• **What the task requires**
Copy out each entry below verbatim, skipping the images.

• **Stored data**

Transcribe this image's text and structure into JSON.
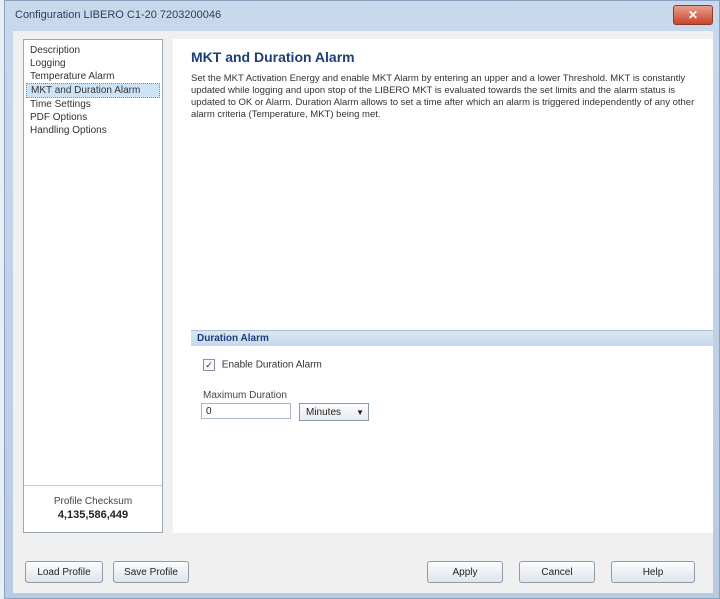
{
  "window": {
    "title": "Configuration LIBERO C1-20 7203200046",
    "close_glyph": "✕"
  },
  "nav": {
    "items": [
      {
        "label": "Description"
      },
      {
        "label": "Logging"
      },
      {
        "label": "Temperature Alarm"
      },
      {
        "label": "MKT and Duration Alarm"
      },
      {
        "label": "Time Settings"
      },
      {
        "label": "PDF Options"
      },
      {
        "label": "Handling Options"
      }
    ],
    "selected_index": 3,
    "checksum_label": "Profile Checksum",
    "checksum_value": "4,135,586,449"
  },
  "main": {
    "title": "MKT and Duration Alarm",
    "description": "Set the MKT Activation Energy and enable MKT Alarm by entering an upper and a lower Threshold. MKT is constantly updated while logging and upon stop of the LIBERO MKT is evaluated towards the set limits and the alarm status is updated to OK or Alarm. Duration Alarm allows to set a time after which an alarm is triggered independently of any other alarm criteria (Temperature, MKT) being met.",
    "section_title": "Duration Alarm",
    "enable_label": "Enable Duration Alarm",
    "enable_checked": true,
    "checkmark": "✓",
    "max_duration_label": "Maximum Duration",
    "max_duration_value": "0",
    "unit_value": "Minutes",
    "unit_arrow": "▼"
  },
  "footer": {
    "load_profile": "Load Profile",
    "save_profile": "Save Profile",
    "apply": "Apply",
    "cancel": "Cancel",
    "help": "Help"
  }
}
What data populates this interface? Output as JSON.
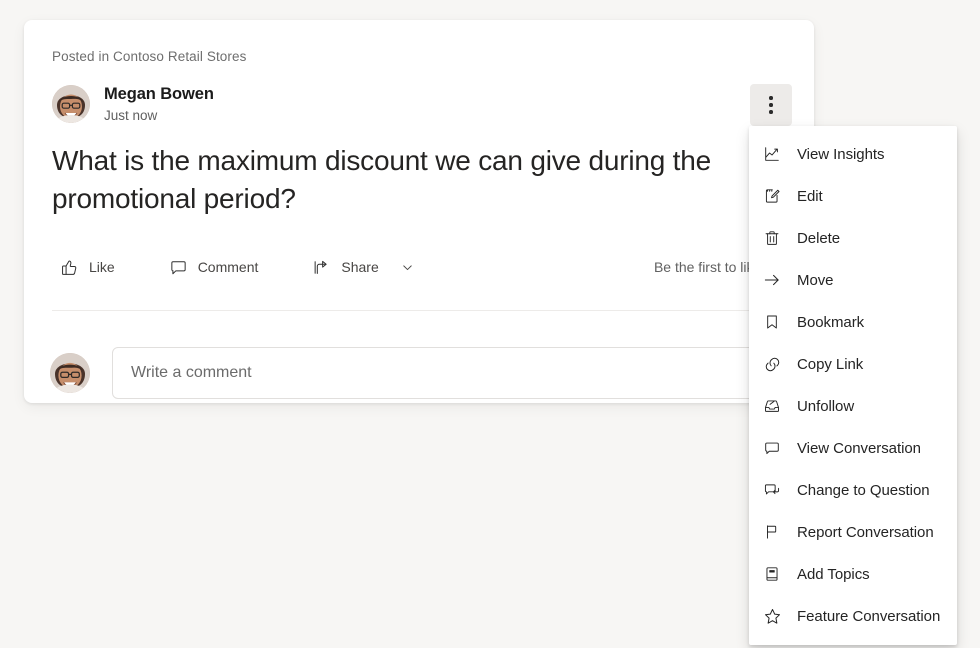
{
  "background_color": "#F7F6F4",
  "card": {
    "posted_in": "Posted in Contoso Retail Stores",
    "author": {
      "name": "Megan Bowen",
      "timestamp": "Just now",
      "avatar_icon": "user-avatar-photo"
    },
    "overflow_button": {
      "icon": "more-vertical-icon",
      "label": "More options"
    },
    "body_text": "What is the maximum discount we can give during the promotional period?",
    "actions": [
      {
        "label": "Like",
        "icon": "thumbs-up-icon"
      },
      {
        "label": "Comment",
        "icon": "comment-bubble-icon"
      },
      {
        "label": "Share",
        "icon": "share-arrow-icon",
        "has_chevron": true,
        "chevron_icon": "chevron-down-icon"
      }
    ],
    "like_prompt": "Be the first to like this",
    "comment_box": {
      "placeholder": "Write a comment",
      "value": "",
      "avatar_icon": "user-avatar-photo"
    }
  },
  "context_menu": {
    "items": [
      {
        "label": "View Insights",
        "icon": "insights-chart-icon"
      },
      {
        "label": "Edit",
        "icon": "edit-pencil-icon"
      },
      {
        "label": "Delete",
        "icon": "trash-icon"
      },
      {
        "label": "Move",
        "icon": "arrow-right-icon"
      },
      {
        "label": "Bookmark",
        "icon": "bookmark-icon"
      },
      {
        "label": "Copy Link",
        "icon": "link-icon"
      },
      {
        "label": "Unfollow",
        "icon": "unfollow-inbox-icon"
      },
      {
        "label": "View Conversation",
        "icon": "conversation-bubble-icon"
      },
      {
        "label": "Change to Question",
        "icon": "change-to-question-icon"
      },
      {
        "label": "Report Conversation",
        "icon": "flag-icon"
      },
      {
        "label": "Add Topics",
        "icon": "topics-book-icon"
      },
      {
        "label": "Feature Conversation",
        "icon": "star-icon"
      }
    ]
  }
}
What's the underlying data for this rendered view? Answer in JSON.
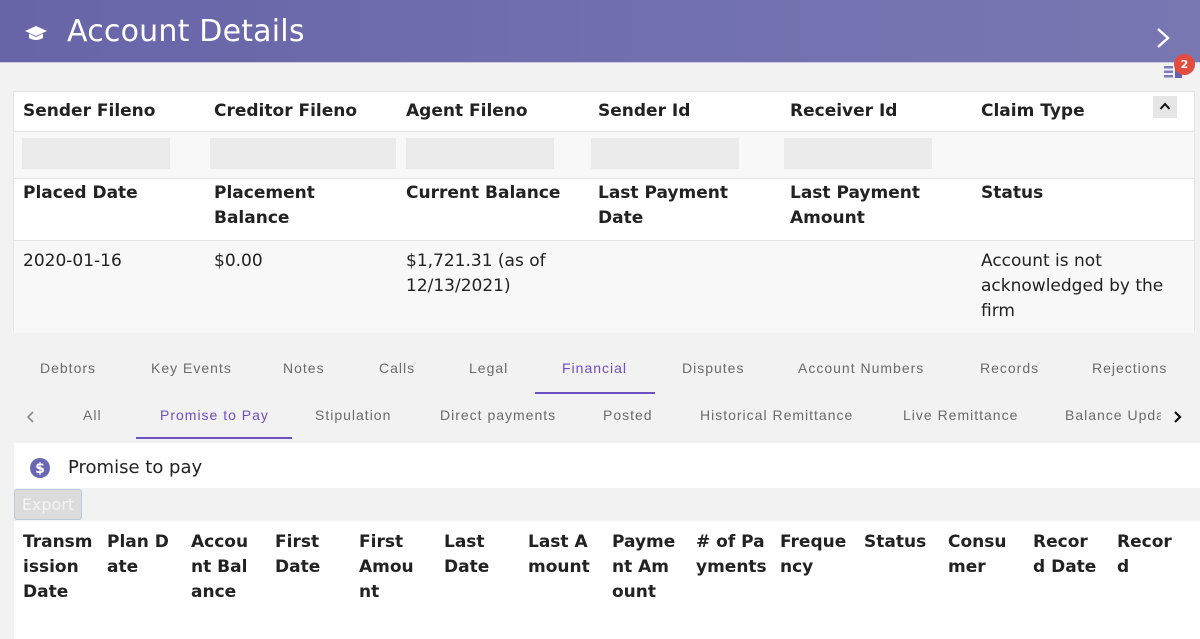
{
  "header": {
    "title": "Account Details",
    "icon": "graduation-cap-icon",
    "next_icon": "chevron-right-icon",
    "accent_color": "#6764a8"
  },
  "notifications": {
    "icon": "list-icon",
    "count": "2",
    "badge_color": "#e24d3f"
  },
  "summary": {
    "row1_headers": [
      "Sender Fileno",
      "Creditor Fileno",
      "Agent Fileno",
      "Sender Id",
      "Receiver Id",
      "Claim Type"
    ],
    "row1_values": [
      "",
      "",
      "",
      "",
      "",
      ""
    ],
    "row2_headers": [
      "Placed Date",
      "Placement Balance",
      "Current Balance",
      "Last Payment Date",
      "Last Payment Amount",
      "Status"
    ],
    "row2_values": [
      "2020-01-16",
      "$0.00",
      "$1,721.31 (as of 12/13/2021)",
      "",
      "",
      "Account is not acknowledged by the firm"
    ],
    "collapse_icon": "chevron-up-icon"
  },
  "tabs": {
    "items": [
      "Debtors",
      "Key Events",
      "Notes",
      "Calls",
      "Legal",
      "Financial",
      "Disputes",
      "Account Numbers",
      "Records",
      "Rejections"
    ],
    "active": "Financial"
  },
  "subtabs": {
    "items": [
      "All",
      "Promise to Pay",
      "Stipulation",
      "Direct payments",
      "Posted",
      "Historical Remittance",
      "Live Remittance",
      "Balance Upda"
    ],
    "active": "Promise to Pay"
  },
  "panel": {
    "icon": "dollar-circle-icon",
    "title": "Promise to pay",
    "export_label": "Export"
  },
  "table": {
    "columns": [
      "Transmission Date",
      "Plan Date",
      "Account Balance",
      "First Date",
      "First Amount",
      "Last Date",
      "Last Amount",
      "Payment Amount",
      "# of Payments",
      "Frequency",
      "Status",
      "Consumer",
      "Record Date",
      "Record"
    ],
    "rows": []
  }
}
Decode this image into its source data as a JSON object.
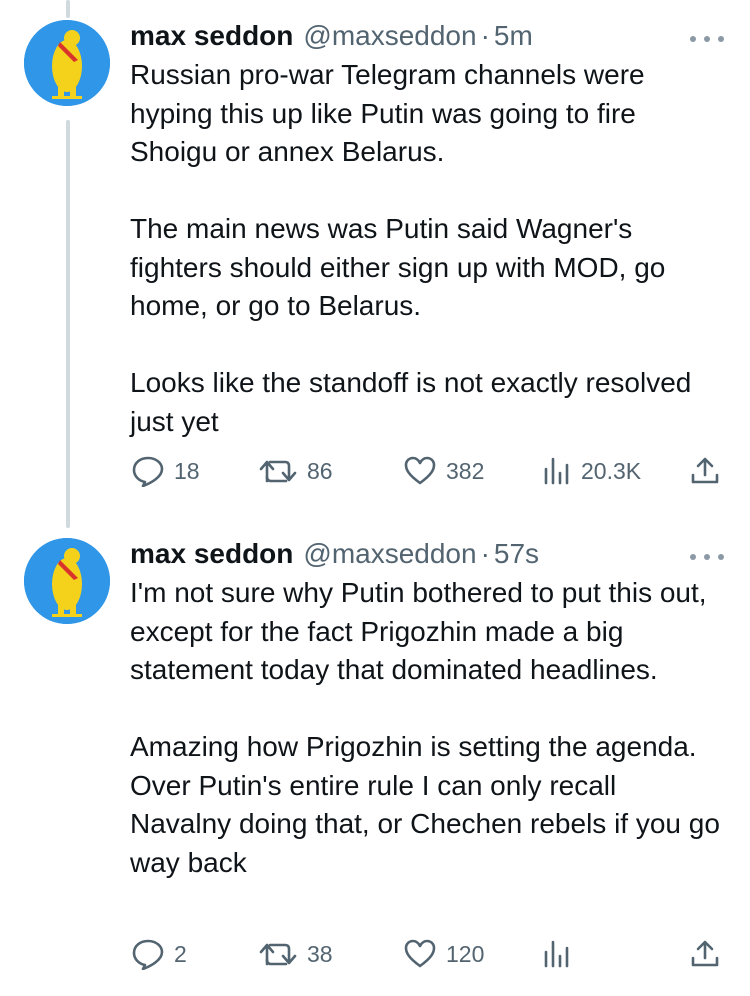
{
  "tweets": [
    {
      "author_name": "max seddon",
      "handle": "@maxseddon",
      "separator": "·",
      "time": "5m",
      "paragraphs": [
        "Russian pro-war Telegram channels were hyping this up like Putin was going to fire Shoigu or annex Belarus.",
        "The main news was Putin said Wagner's fighters should either sign up with MOD, go home, or go to Belarus.",
        "Looks like the standoff is not exactly resolved just yet"
      ],
      "replies": "18",
      "retweets": "86",
      "likes": "382",
      "views": "20.3K"
    },
    {
      "author_name": "max seddon",
      "handle": "@maxseddon",
      "separator": "·",
      "time": "57s",
      "paragraphs": [
        "I'm not sure why Putin bothered to put this out, except for the fact Prigozhin made a big statement today that dominated headlines.",
        "Amazing how Prigozhin is setting the agenda. Over Putin's entire rule I can only recall Navalny doing that, or Chechen rebels if you go way back"
      ],
      "replies": "2",
      "retweets": "38",
      "likes": "120",
      "views": ""
    }
  ],
  "icons": {
    "avatar": "yellow-bear-emblem",
    "more": "more-dots-icon",
    "reply": "reply-icon",
    "retweet": "retweet-icon",
    "like": "heart-icon",
    "views": "views-icon",
    "share": "share-icon"
  },
  "colors": {
    "text": "#0f1419",
    "secondary": "#536471",
    "thread_line": "#cfd9de",
    "avatar_bg": "#2f96e8",
    "bear": "#f4d21c"
  }
}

• **Exercise solution**
Transcribe this image's text and structure into JSON.
{
  "window": {
    "title": "Configuration LIBERO C1-20 7203200046",
    "close_glyph": "✕"
  },
  "nav": {
    "items": [
      {
        "label": "Description"
      },
      {
        "label": "Logging"
      },
      {
        "label": "Temperature Alarm"
      },
      {
        "label": "MKT and Duration Alarm"
      },
      {
        "label": "Time Settings"
      },
      {
        "label": "PDF Options"
      },
      {
        "label": "Handling Options"
      }
    ],
    "selected_index": 3,
    "checksum_label": "Profile Checksum",
    "checksum_value": "4,135,586,449"
  },
  "main": {
    "title": "MKT and Duration Alarm",
    "description": "Set the MKT Activation Energy and enable MKT Alarm by entering an upper and a lower Threshold. MKT is constantly updated while logging and upon stop of the LIBERO MKT is evaluated towards the set limits and the alarm status is updated to OK or Alarm. Duration Alarm allows to set a time after which an alarm is triggered independently of any other alarm criteria (Temperature, MKT) being met.",
    "section_title": "Duration Alarm",
    "enable_label": "Enable Duration Alarm",
    "enable_checked": true,
    "checkmark": "✓",
    "max_duration_label": "Maximum Duration",
    "max_duration_value": "0",
    "unit_value": "Minutes",
    "unit_arrow": "▼"
  },
  "footer": {
    "load_profile": "Load Profile",
    "save_profile": "Save Profile",
    "apply": "Apply",
    "cancel": "Cancel",
    "help": "Help"
  }
}
What data populates this interface? Output as JSON.
{
  "background_color": "#F7F6F4",
  "card": {
    "posted_in": "Posted in Contoso Retail Stores",
    "author": {
      "name": "Megan Bowen",
      "timestamp": "Just now",
      "avatar_icon": "user-avatar-photo"
    },
    "overflow_button": {
      "icon": "more-vertical-icon",
      "label": "More options"
    },
    "body_text": "What is the maximum discount we can give during the promotional period?",
    "actions": [
      {
        "label": "Like",
        "icon": "thumbs-up-icon"
      },
      {
        "label": "Comment",
        "icon": "comment-bubble-icon"
      },
      {
        "label": "Share",
        "icon": "share-arrow-icon",
        "has_chevron": true,
        "chevron_icon": "chevron-down-icon"
      }
    ],
    "like_prompt": "Be the first to like this",
    "comment_box": {
      "placeholder": "Write a comment",
      "value": "",
      "avatar_icon": "user-avatar-photo"
    }
  },
  "context_menu": {
    "items": [
      {
        "label": "View Insights",
        "icon": "insights-chart-icon"
      },
      {
        "label": "Edit",
        "icon": "edit-pencil-icon"
      },
      {
        "label": "Delete",
        "icon": "trash-icon"
      },
      {
        "label": "Move",
        "icon": "arrow-right-icon"
      },
      {
        "label": "Bookmark",
        "icon": "bookmark-icon"
      },
      {
        "label": "Copy Link",
        "icon": "link-icon"
      },
      {
        "label": "Unfollow",
        "icon": "unfollow-inbox-icon"
      },
      {
        "label": "View Conversation",
        "icon": "conversation-bubble-icon"
      },
      {
        "label": "Change to Question",
        "icon": "change-to-question-icon"
      },
      {
        "label": "Report Conversation",
        "icon": "flag-icon"
      },
      {
        "label": "Add Topics",
        "icon": "topics-book-icon"
      },
      {
        "label": "Feature Conversation",
        "icon": "star-icon"
      }
    ]
  }
}
What's the underlying data for this rendered view? Answer in JSON.
{
  "header": {
    "title": "Account Details",
    "icon": "graduation-cap-icon",
    "next_icon": "chevron-right-icon",
    "accent_color": "#6764a8"
  },
  "notifications": {
    "icon": "list-icon",
    "count": "2",
    "badge_color": "#e24d3f"
  },
  "summary": {
    "row1_headers": [
      "Sender Fileno",
      "Creditor Fileno",
      "Agent Fileno",
      "Sender Id",
      "Receiver Id",
      "Claim Type"
    ],
    "row1_values": [
      "",
      "",
      "",
      "",
      "",
      ""
    ],
    "row2_headers": [
      "Placed Date",
      "Placement Balance",
      "Current Balance",
      "Last Payment Date",
      "Last Payment Amount",
      "Status"
    ],
    "row2_values": [
      "2020-01-16",
      "$0.00",
      "$1,721.31 (as of 12/13/2021)",
      "",
      "",
      "Account is not acknowledged by the firm"
    ],
    "collapse_icon": "chevron-up-icon"
  },
  "tabs": {
    "items": [
      "Debtors",
      "Key Events",
      "Notes",
      "Calls",
      "Legal",
      "Financial",
      "Disputes",
      "Account Numbers",
      "Records",
      "Rejections"
    ],
    "active": "Financial"
  },
  "subtabs": {
    "items": [
      "All",
      "Promise to Pay",
      "Stipulation",
      "Direct payments",
      "Posted",
      "Historical Remittance",
      "Live Remittance",
      "Balance Upda"
    ],
    "active": "Promise to Pay"
  },
  "panel": {
    "icon": "dollar-circle-icon",
    "title": "Promise to pay",
    "export_label": "Export"
  },
  "table": {
    "columns": [
      "Transmission Date",
      "Plan Date",
      "Account Balance",
      "First Date",
      "First Amount",
      "Last Date",
      "Last Amount",
      "Payment Amount",
      "# of Payments",
      "Frequency",
      "Status",
      "Consumer",
      "Record Date",
      "Record"
    ],
    "rows": []
  }
}
Decode this image into its source data as a JSON object.
{
  "tweets": [
    {
      "author_name": "max seddon",
      "handle": "@maxseddon",
      "separator": "·",
      "time": "5m",
      "paragraphs": [
        "Russian pro-war Telegram channels were hyping this up like Putin was going to fire Shoigu or annex Belarus.",
        "The main news was Putin said Wagner's fighters should either sign up with MOD, go home, or go to Belarus.",
        "Looks like the standoff is not exactly resolved just yet"
      ],
      "replies": "18",
      "retweets": "86",
      "likes": "382",
      "views": "20.3K"
    },
    {
      "author_name": "max seddon",
      "handle": "@maxseddon",
      "separator": "·",
      "time": "57s",
      "paragraphs": [
        "I'm not sure why Putin bothered to put this out, except for the fact Prigozhin made a big statement today that dominated headlines.",
        "Amazing how Prigozhin is setting the agenda. Over Putin's entire rule I can only recall Navalny doing that, or Chechen rebels if you go way back"
      ],
      "replies": "2",
      "retweets": "38",
      "likes": "120",
      "views": ""
    }
  ],
  "icons": {
    "avatar": "yellow-bear-emblem",
    "more": "more-dots-icon",
    "reply": "reply-icon",
    "retweet": "retweet-icon",
    "like": "heart-icon",
    "views": "views-icon",
    "share": "share-icon"
  },
  "colors": {
    "text": "#0f1419",
    "secondary": "#536471",
    "thread_line": "#cfd9de",
    "avatar_bg": "#2f96e8",
    "bear": "#f4d21c"
  }
}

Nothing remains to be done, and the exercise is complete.